When the Tour de France races up to the airfield at Mende, in the region of Occitanie, as it did today, exciting things happen. We always get a great race.
That final climb – a few kilometres at 10% or so – makes sure of it.
Back in 2015 it was Steve Cummings, memorably for an African team on Africa day, who had us British cycling fans whooping, hollering, and doing a little jig in front of the telly (well, some of us, anyway) as he swept past the best that France had to offer (Bardet, and Pinot) thrillingly.
Today, the riders very kindly gave us two great races.
When a large breakaway eventually established itself after some early stage crosswind-related shenanigans, they built up a lead of more than twenty minutes over the Yellow Jersey group.
Clearly, the boffins at Sky, Sunweb, and Movistar had done their sums and concluded that no-one of any Tour de France winning consequence was in that leading group.
“Just ignore ’em Froomey,” I imagine Luke Rowe saying, heading off a fight in an early-hours post-club taxi-rank, “they’re not worth it.”
Rowe dragged Froome off.
The break went on it’s merry way.Embed from Getty Images
At the risk of killing the romance of the situation, I doubt any teams were having to do their sums. They have technology to do the figuring out for them. Some piece of software will have cross-tabbed the members of the break – identifiable by GPS signal – with their position on GC, and given the main contenders the all clear.

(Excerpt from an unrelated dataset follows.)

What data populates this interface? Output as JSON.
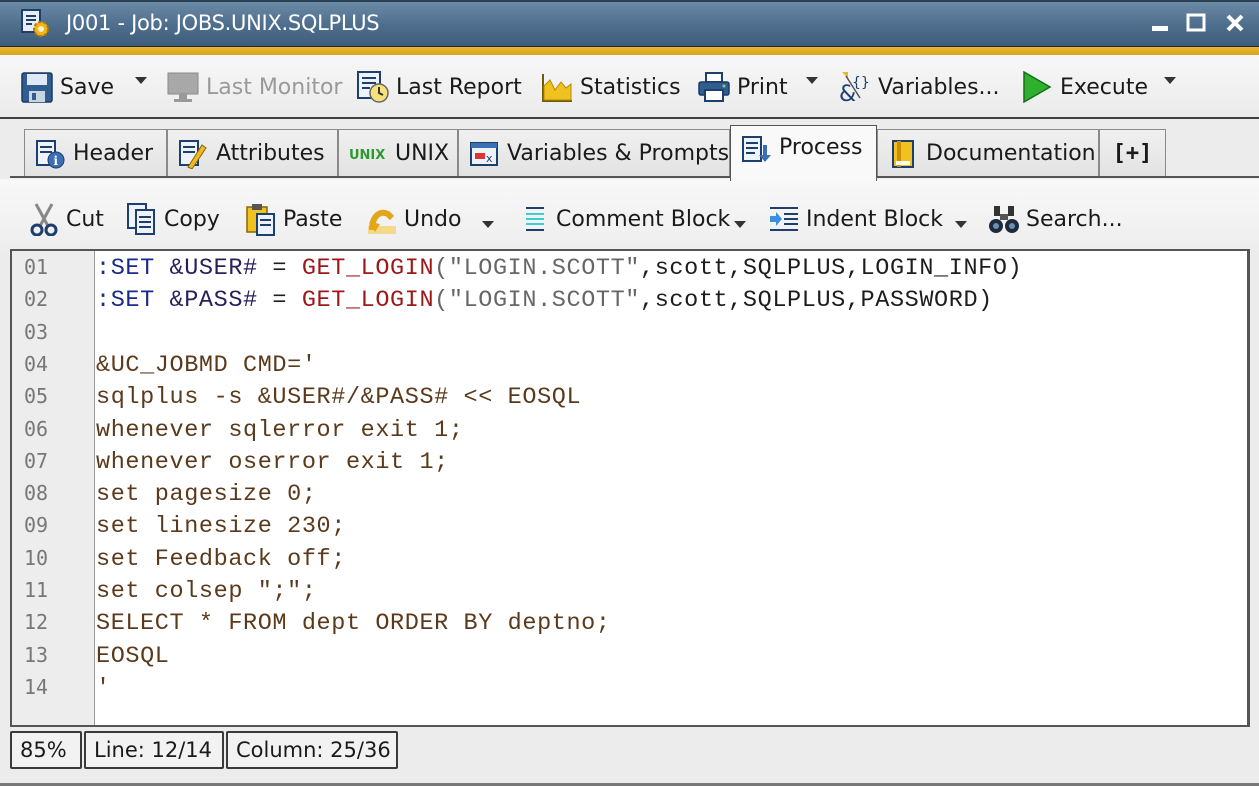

Wouldn’t it be great, though, if they’d get it wrong just once?
“We’re OK chaps, let them go, we’ve had it checked and all the main guys are here with us. Look…there’s Dumoulin and Bardet, Quintana is over there…I’ve seen Landa, he’s hanging around somewhere with Roglic…and Geraint Thomas is…erm…wait, lads, where’s G?”
“I think he’s up the road, boss. Like, twenty minutes up the road.”
“WHHHAAAAATTT! Up the road? How’s that happened? He’s in a bright yellow jersey for f***s sake!”
But we got our two races up the climb at Mende.
In race one, Alaphilippe, resplendent in Polka Dots, appeared to be in full control. David Millar on the ITV commentary was sure of it: “There’s Alaphilippe, he’s looking so in control. He’s leaving it so late…that tells you how confident he is.”
Too late, as it happened.
Too confident?Embed from Getty Images
Astana’s Spanish rider Omar Fraile held on for the win, and it wasn’t pretty.
Judging by the way he wrestled and wrangled his bike on the steep sections, pumping limbs like the poorly calibrated pistons of a steam engine, he may well be some distant relative of Fabio Aru; the Italian for whom riding a bike is like some frenzied form of violence.
Race two saw Thomas and Froome, and Dumoulin, cat and mouse a while before consolidating a time gain on Romain Bardet. Not working together, exactly, but accepting a shared goal.
Primoz Roglic was allowed to ride on and snatch a handful of seconds at the line.
Froome, throughout this, was predictably and disgracefully booed and abused. On at least one occasion he had a liquid of some description thrown across him. Fans got very close and almost physical.
He remains stoic and unbending in the face of this.
This pitchfork mob mentality does neither race nor French public any credit, whatever you think of Team Sky, and Froome. In post-race interviews the Sky rider refuses to engage with the subject, calmly batting away questions about his on-the-road treatment.
I do wonder whether he should talk about it. Whether he should call out the idiots who threaten him when he’s vulnerable, deep into huge physical effort, and in no position to defend himself.
Because if he doesn’t, how else does this stop?
(Top image: By Jaguar MENA – Chris Froome | The First Man to Cycle through the Eurotunnel, CC BY 2.0, https://commons.wikimedia.org/w/index.php?curid=37982072)